*** Opening of SOURCE DATA ***
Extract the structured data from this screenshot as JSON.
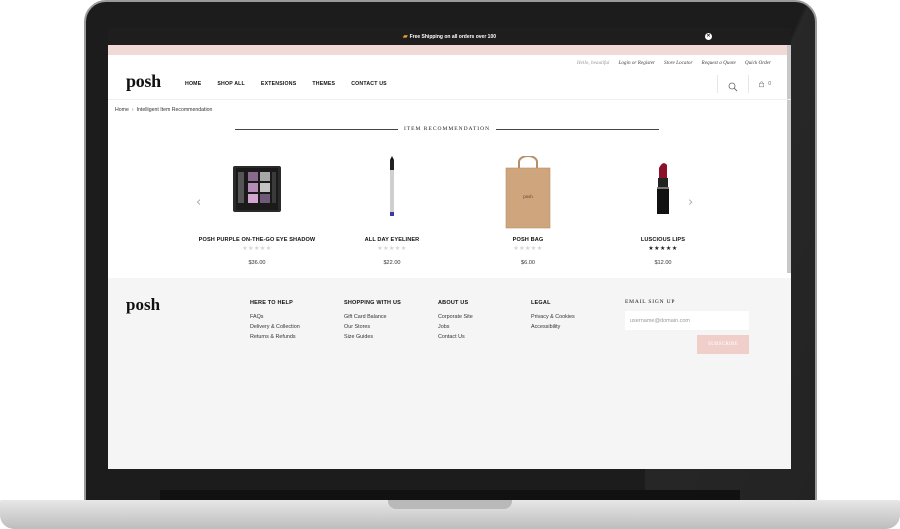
{
  "announcement": {
    "text": "Free Shipping on all orders over 100"
  },
  "utility_links": {
    "greeting": "Hello, beautiful",
    "login": "Login or Register",
    "store_locator": "Store Locator",
    "quote": "Request a Quote",
    "quick_order": "Quick Order"
  },
  "header": {
    "logo": "posh",
    "nav": [
      "HOME",
      "SHOP ALL",
      "EXTENSIONS",
      "THEMES",
      "CONTACT US"
    ],
    "cart_count": "0"
  },
  "breadcrumb": {
    "home": "Home",
    "separator": "›",
    "current": "Intelligent Item Recommendation"
  },
  "section": {
    "title": "ITEM RECOMMENDATION"
  },
  "products": [
    {
      "name": "POSH PURPLE ON-THE-GO EYE SHADOW",
      "price": "$36.00",
      "rating": 0
    },
    {
      "name": "ALL DAY EYELINER",
      "price": "$22.00",
      "rating": 0
    },
    {
      "name": "POSH BAG",
      "price": "$6.00",
      "rating": 0
    },
    {
      "name": "LUSCIOUS LIPS",
      "price": "$12.00",
      "rating": 4.5
    }
  ],
  "footer": {
    "logo": "posh",
    "columns": [
      {
        "heading": "HERE TO HELP",
        "items": [
          "FAQs",
          "Delivery & Collection",
          "Returns & Refunds"
        ]
      },
      {
        "heading": "SHOPPING WITH US",
        "items": [
          "Gift Card Balance",
          "Our Stores",
          "Size Guides"
        ]
      },
      {
        "heading": "ABOUT US",
        "items": [
          "Corporate Site",
          "Jobs",
          "Contact Us"
        ]
      },
      {
        "heading": "LEGAL",
        "items": [
          "Privacy & Cookies",
          "Accessibility"
        ]
      }
    ],
    "signup": {
      "heading": "EMAIL SIGN UP",
      "placeholder": "username@domain.com",
      "button": "SUBSCRIBE"
    }
  },
  "colors": {
    "accent_pink": "#f1d9d6",
    "button_pink": "#f0cfcb",
    "topbar": "#1e1e1e"
  }
}
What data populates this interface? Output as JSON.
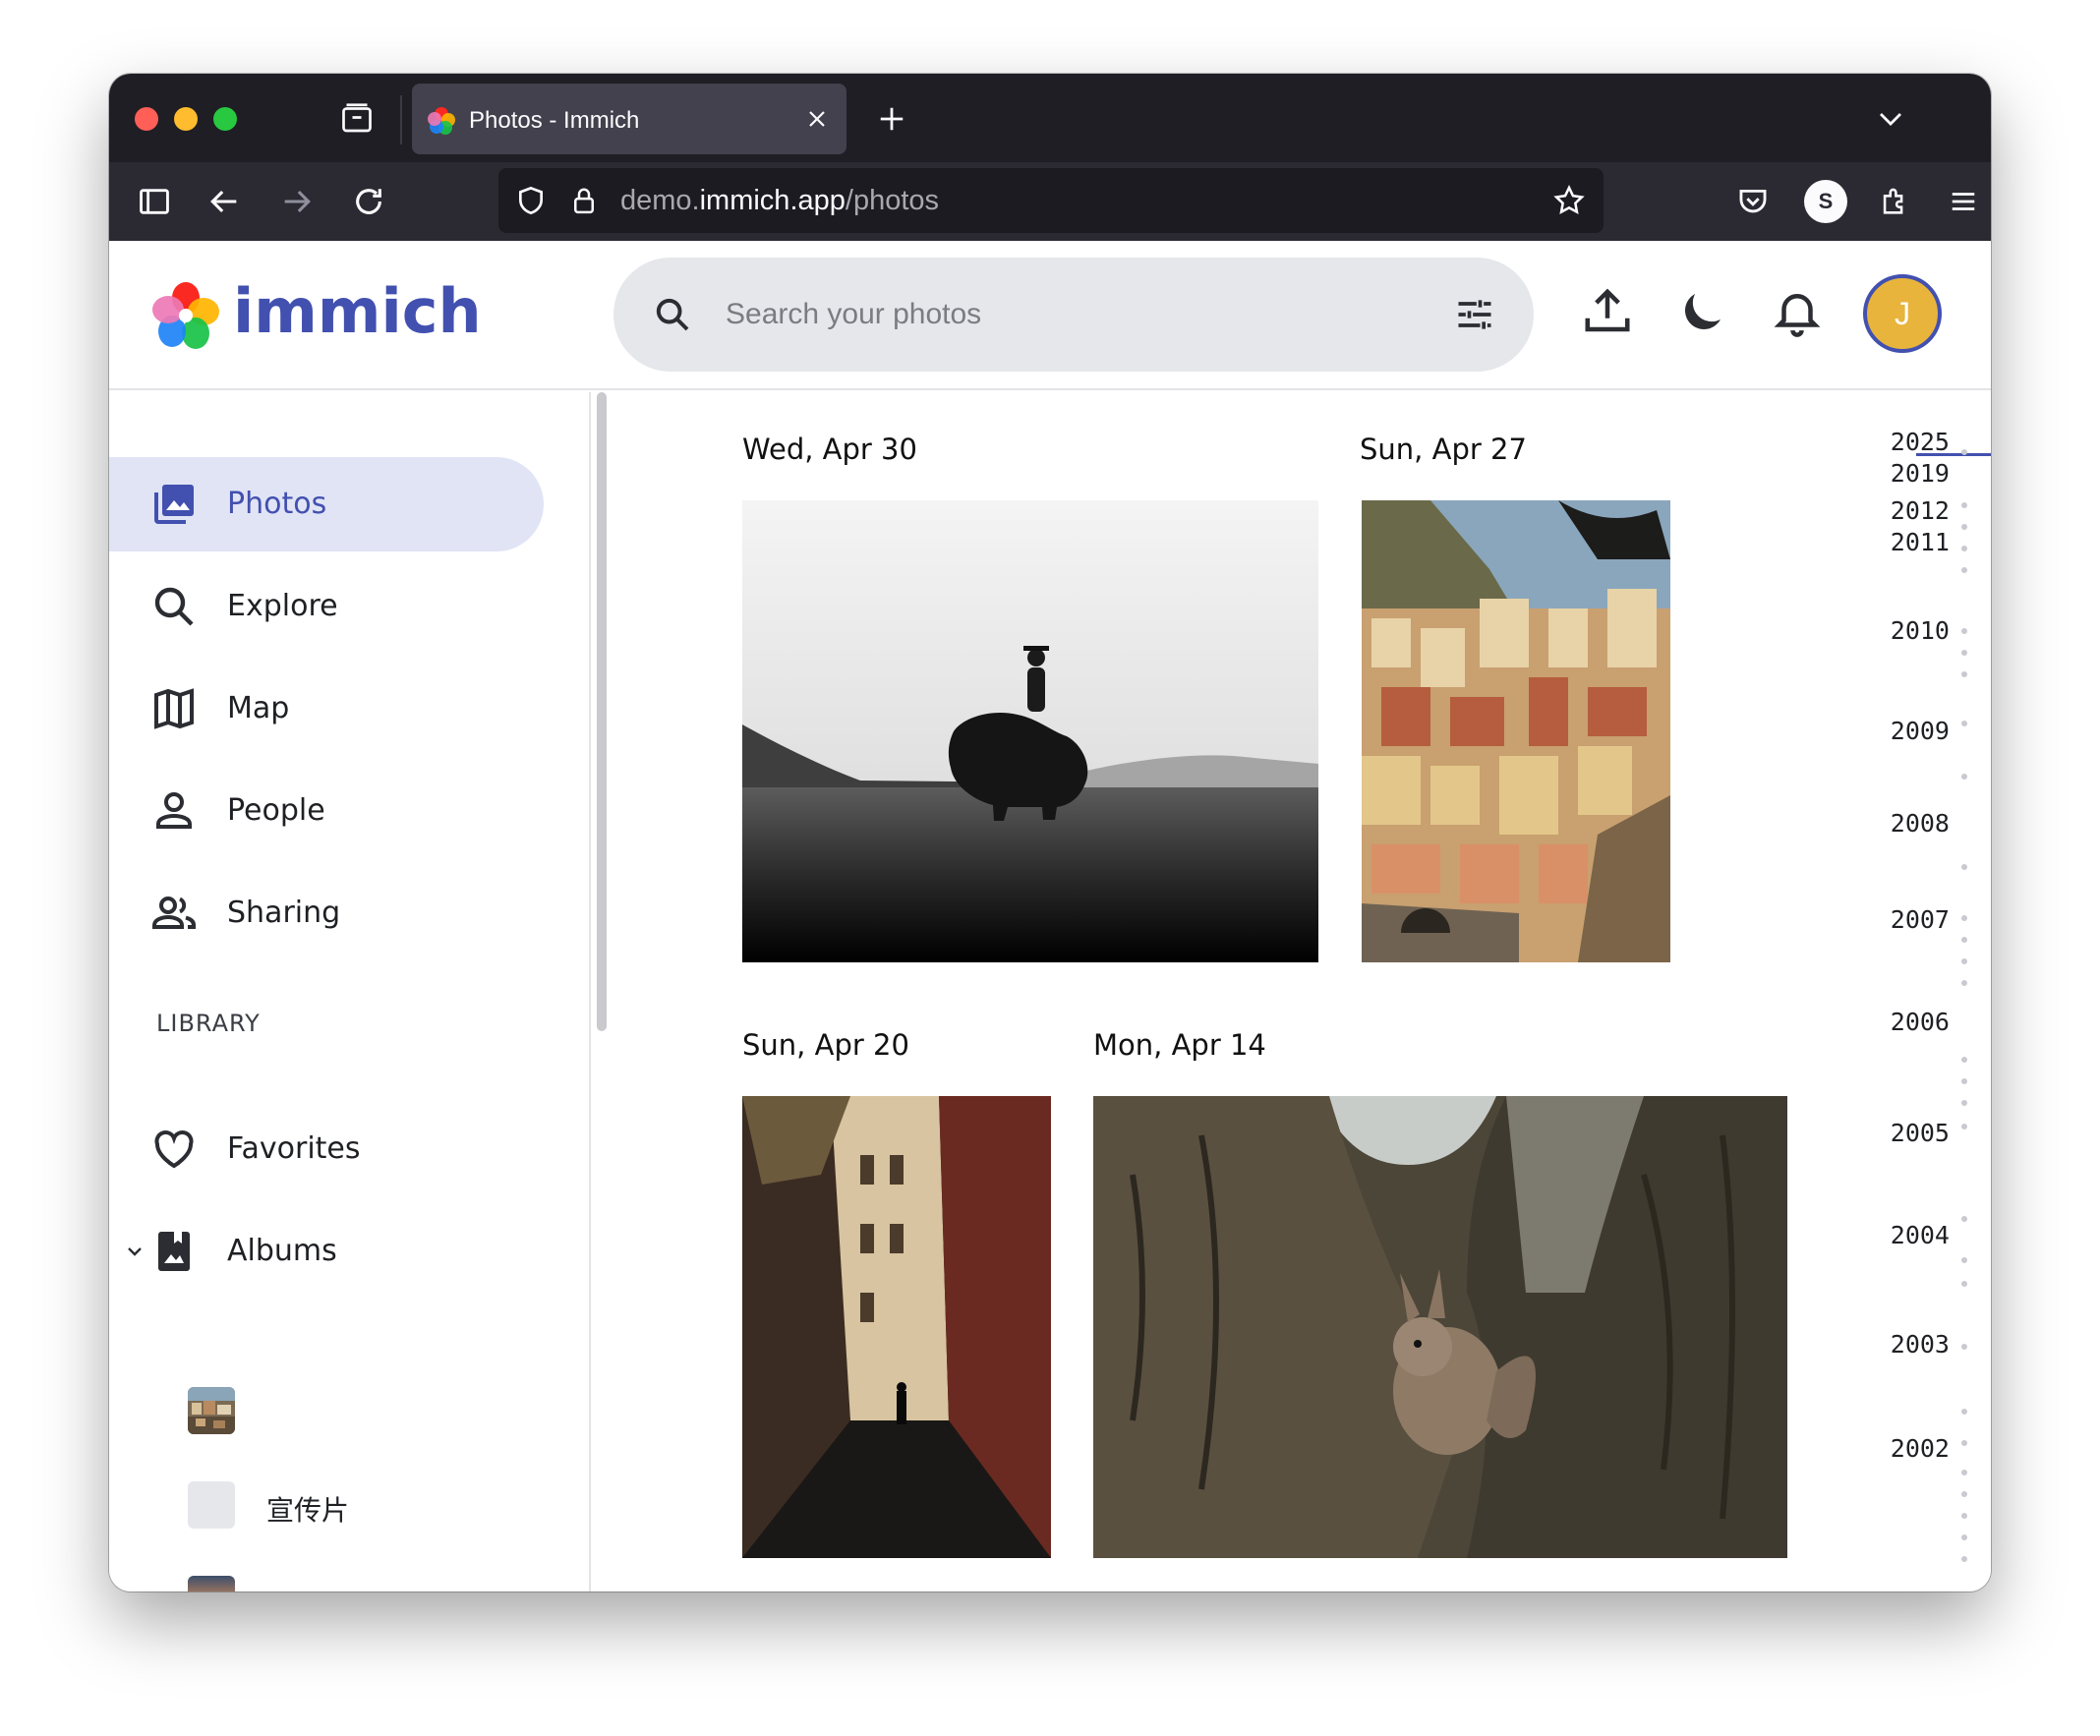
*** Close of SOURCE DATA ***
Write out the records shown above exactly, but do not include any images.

Extract the structured data from this screenshot as JSON.
{
  "announcement": {
    "text": "Free Shipping on all orders over 100"
  },
  "utility_links": {
    "greeting": "Hello, beautiful",
    "login": "Login or Register",
    "store_locator": "Store Locator",
    "quote": "Request a Quote",
    "quick_order": "Quick Order"
  },
  "header": {
    "logo": "posh",
    "nav": [
      "HOME",
      "SHOP ALL",
      "EXTENSIONS",
      "THEMES",
      "CONTACT US"
    ],
    "cart_count": "0"
  },
  "breadcrumb": {
    "home": "Home",
    "separator": "›",
    "current": "Intelligent Item Recommendation"
  },
  "section": {
    "title": "ITEM RECOMMENDATION"
  },
  "products": [
    {
      "name": "POSH PURPLE ON-THE-GO EYE SHADOW",
      "price": "$36.00",
      "rating": 0
    },
    {
      "name": "ALL DAY EYELINER",
      "price": "$22.00",
      "rating": 0
    },
    {
      "name": "POSH BAG",
      "price": "$6.00",
      "rating": 0
    },
    {
      "name": "LUSCIOUS LIPS",
      "price": "$12.00",
      "rating": 4.5
    }
  ],
  "footer": {
    "logo": "posh",
    "columns": [
      {
        "heading": "HERE TO HELP",
        "items": [
          "FAQs",
          "Delivery & Collection",
          "Returns & Refunds"
        ]
      },
      {
        "heading": "SHOPPING WITH US",
        "items": [
          "Gift Card Balance",
          "Our Stores",
          "Size Guides"
        ]
      },
      {
        "heading": "ABOUT US",
        "items": [
          "Corporate Site",
          "Jobs",
          "Contact Us"
        ]
      },
      {
        "heading": "LEGAL",
        "items": [
          "Privacy & Cookies",
          "Accessibility"
        ]
      }
    ],
    "signup": {
      "heading": "EMAIL SIGN UP",
      "placeholder": "username@domain.com",
      "button": "SUBSCRIBE"
    }
  },
  "colors": {
    "accent_pink": "#f1d9d6",
    "button_pink": "#f0cfcb",
    "topbar": "#1e1e1e"
  }
}
What data populates this interface? Output as JSON.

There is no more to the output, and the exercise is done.